Presidential candidates forgot about ordinary folks

by Ryan Streeter on November 15, 2012. Follow Ryan on Twitter.

My Star column this week makes the point that after the billions of dollars spent, all the debates, and all the speeches, the 2012 presidential race offered little to motivate ordinary people:

Ryan Streeter: Presidential candidates forgot about ordinary folks

Indianapolis Star

November 14, 2012

The most astonishing aspect of the 2012 presidential race was how little improving ordinary people’s lives was a regular theme. In the end we had two flawed candidates battling to convince Americans that the other guy’s vision would spell disaster. We never really learned how either candidate’s ideas would make life better for you, me and our neighbors.

That might sound a bit extreme, but think about it. President Barack Obama campaigned on helping the middle class; but other than his proposal to raise taxes on the wealthiest, can you articulate his plans for doing so?

Obamacare, perhaps? Clearly, the health-care law helps you if you have pre-existing conditions or are younger than 26 and still on your parents’ plan. But there are roughly 20 tax hikes in the law, many of which directly or indirectly affect working families. If you are self-employed, you already know how expensive the law will be. If you qualify for federal subsidies to purchase health insurance on an exchange, you will soon find out just how much insurance you can’t afford.

As for taxing the wealthy, Obama’s own budget office says his proposed tax increase on the rich will account for only $440 billion out of $1.5 trillion in new taxes he has proposed over the next 10 years — 29 percent of the total. The remaining 71 percent includes provisions that would hit the middle class, paid for in part by cuts to Medicare and Social Security.

Obama was re-elected not because he inspired voters as in 2008, but because Mitt Romney failed to do so. Obama became the first president since Andrew Jackson in 1832 to be re-elected with a smaller percentage of the vote than he received in his first election. He won because Romney got less of the vote than John McCain in 2008.

Romney trotted out a number of policies, but none that ordinary people found especially motivating. He said he would repeal Obamacare and implement “revenue-neutral” 20 percent tax cuts, but in the end he never communicated clearly and empathetically how these ideas would improve ordinary lives. He beat Obama in three out of four candidate comparison questions in exit polls but lost to the president 81-18 percent on the question of whether the candidate “cares about people like me.”

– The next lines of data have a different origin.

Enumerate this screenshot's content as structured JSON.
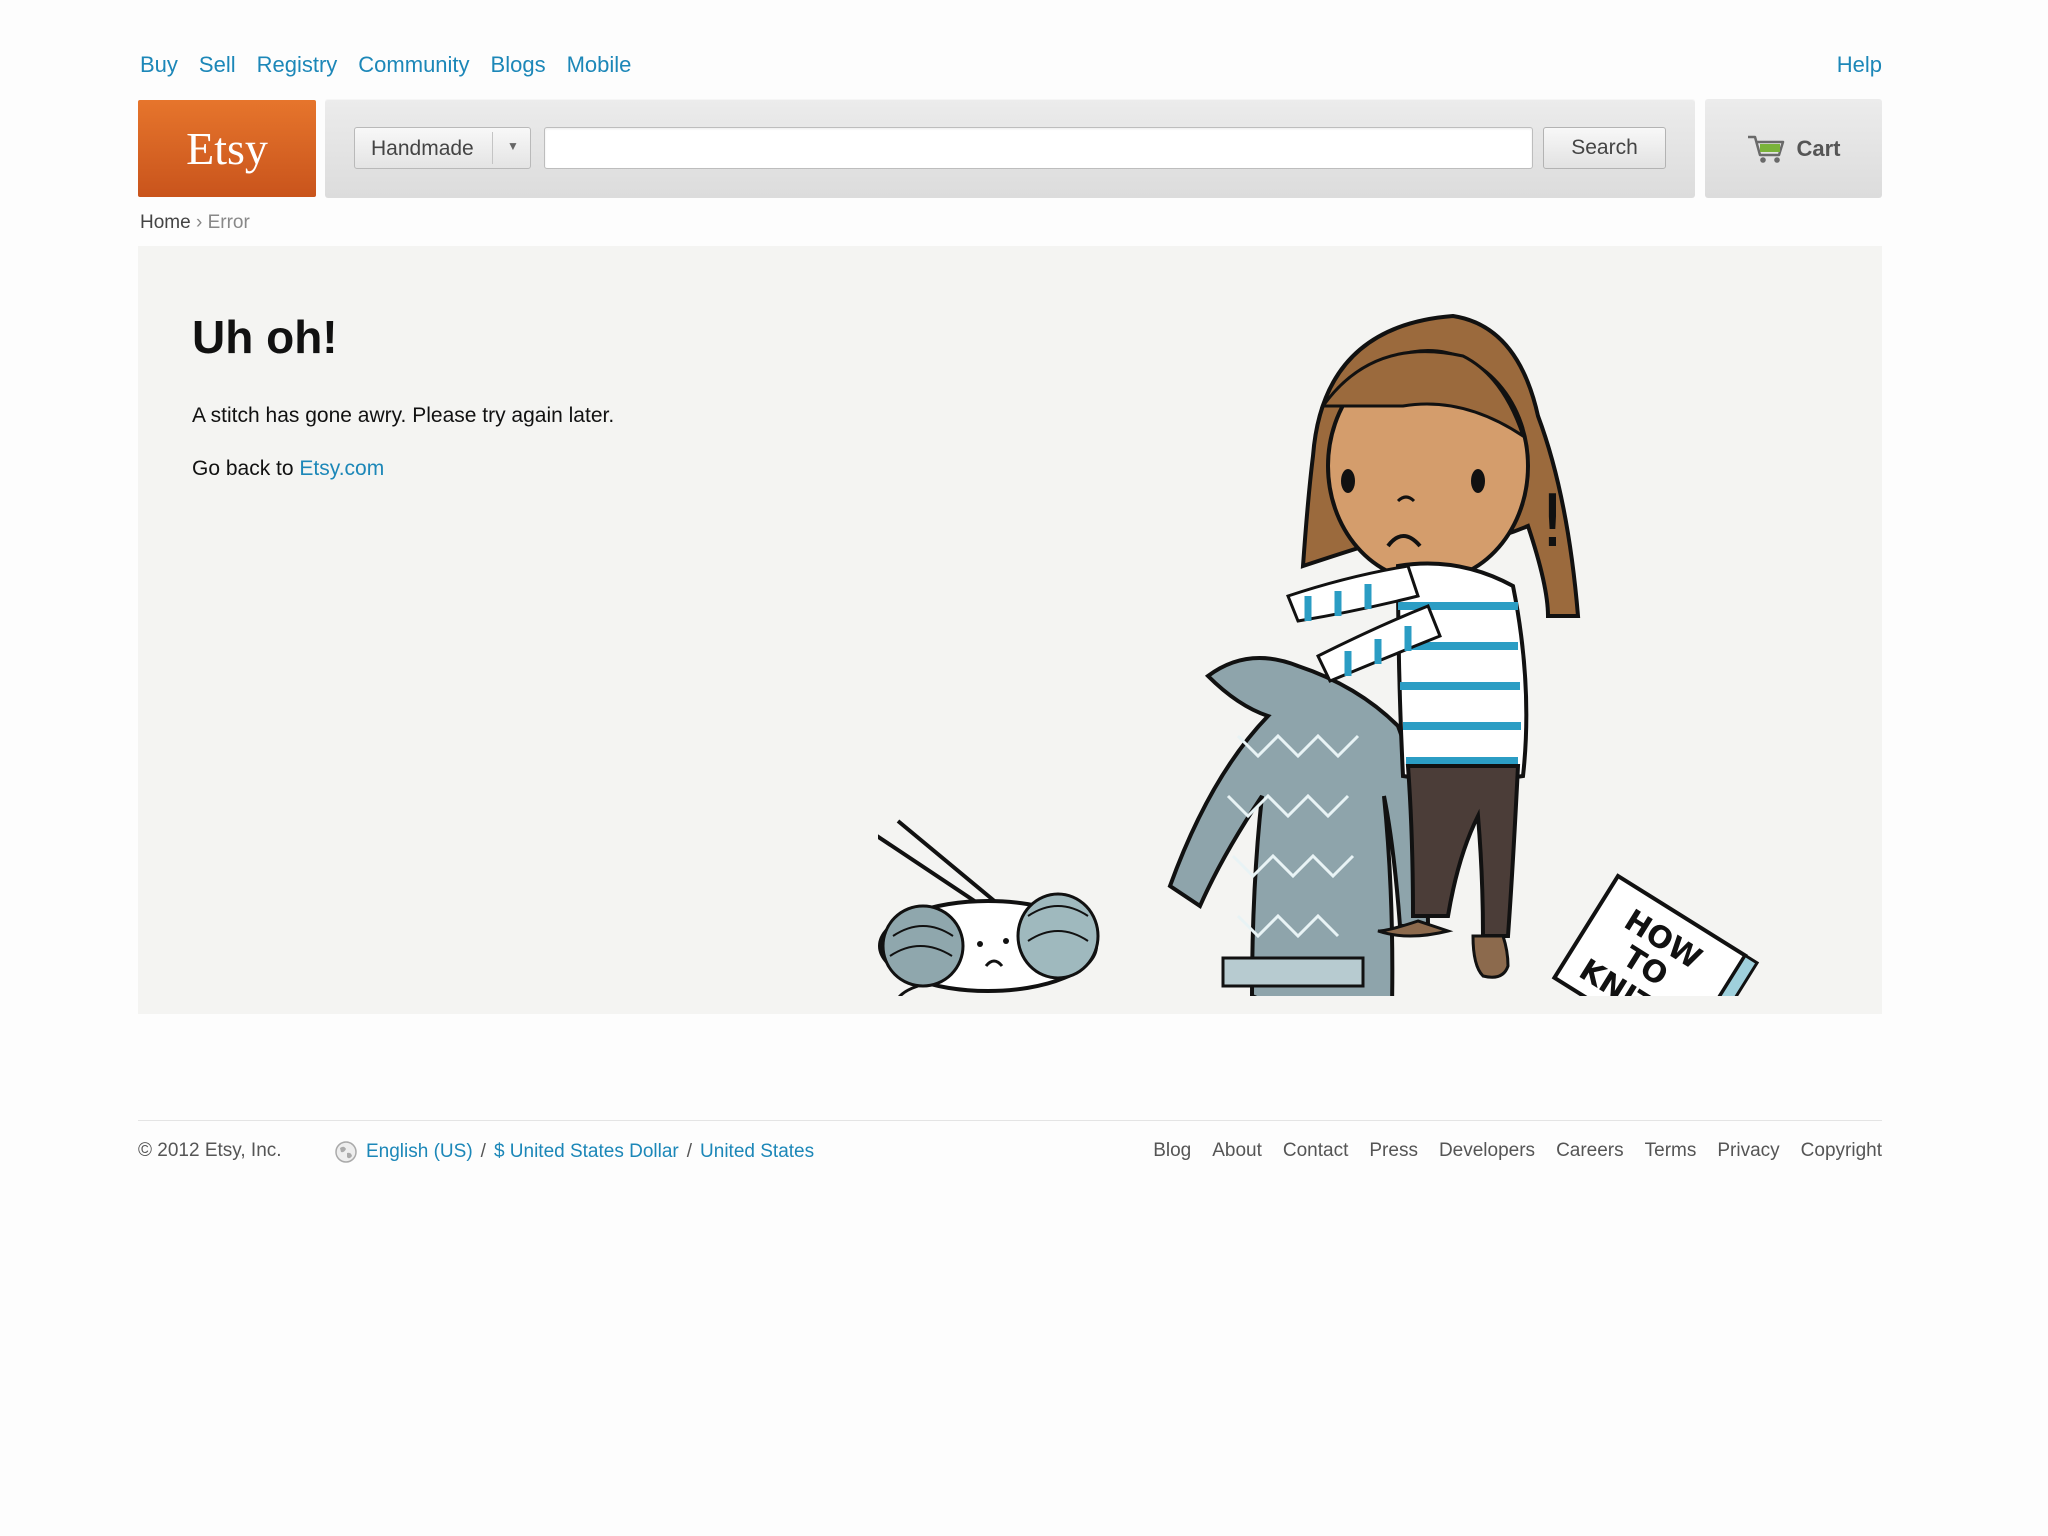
{
  "topnav": {
    "items": [
      "Buy",
      "Sell",
      "Registry",
      "Community",
      "Blogs",
      "Mobile"
    ],
    "help": "Help"
  },
  "header": {
    "logo": "Etsy",
    "category": "Handmade",
    "search_value": "",
    "search_button": "Search",
    "cart": "Cart"
  },
  "breadcrumb": {
    "home": "Home",
    "separator": "›",
    "current": "Error"
  },
  "error": {
    "title": "Uh oh!",
    "message": "A stitch has gone awry. Please try again later.",
    "back_prefix": "Go back to",
    "back_link": "Etsy.com"
  },
  "illustration_text": {
    "book": [
      "HOW",
      "TO",
      "KNIT"
    ],
    "exclaim": "!"
  },
  "footer": {
    "copyright": "© 2012 Etsy, Inc.",
    "language": "English (US)",
    "sep": "/",
    "currency": "$ United States Dollar",
    "region": "United States",
    "links": [
      "Blog",
      "About",
      "Contact",
      "Press",
      "Developers",
      "Careers",
      "Terms",
      "Privacy",
      "Copyright"
    ]
  },
  "colors": {
    "link": "#1c87b8",
    "logo": "#d2611f",
    "panel": "#f4f4f2"
  }
}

This is why Romney lost, and it wasn’t a surprise. More than 18 months ago, many commentators predicted Romney would fail because he couldn’t convert conservatism into a language that regular voters understood.

It was this disconnect, not the demographic conundrum so many have said is plaguing the GOP, that led to Romney’s defeat. The National Review’s Ramesh Ponnuru said it best recently when he wrote: “Men and women, whites and Hispanics, the young and the middle-aged . . . want politicians to offer a practical agenda to create jobs, raise wages and make health care and higher education more affordable. Most of them aren’t wedded to liberal answers on those issues. They will take them over nothing, and that’s what Republicans have been giving them.”

Aspiring candidates at all levels should learn from the lessons of 2012 and focus more on making life and business less expensive and opportunities more plentiful.

They might start by naming 50 regulations that through repeal or reform would add several hundred billion dollars back into the economy and create more freedom in daily life. Most long-term small business owners will tell you it’s harder to do business now than it used to be because of our growing regulatory state.

Candidates could also propose health-care solutions that restrain costs by giving families greater choice over their health care and insurance, rather than limiting choice and driving up costs, which is what we have now.

They could explain how government accreditation and regulations have contributed to the college bubble and promise to lower costs and raise quality by expanding the kinds of reforms states like Indiana and Texas are pioneering.

They might also lay out their plans for a tax code that favors entrepreneurs and families most of all. Those who invest in the future by taking business risks and having children should bear the lightest tax load.

The good news is all of these policy ideas have already been worked out by thoughtful, smart people. What’s needed are political leaders who can rally all of us ordinary folks around them.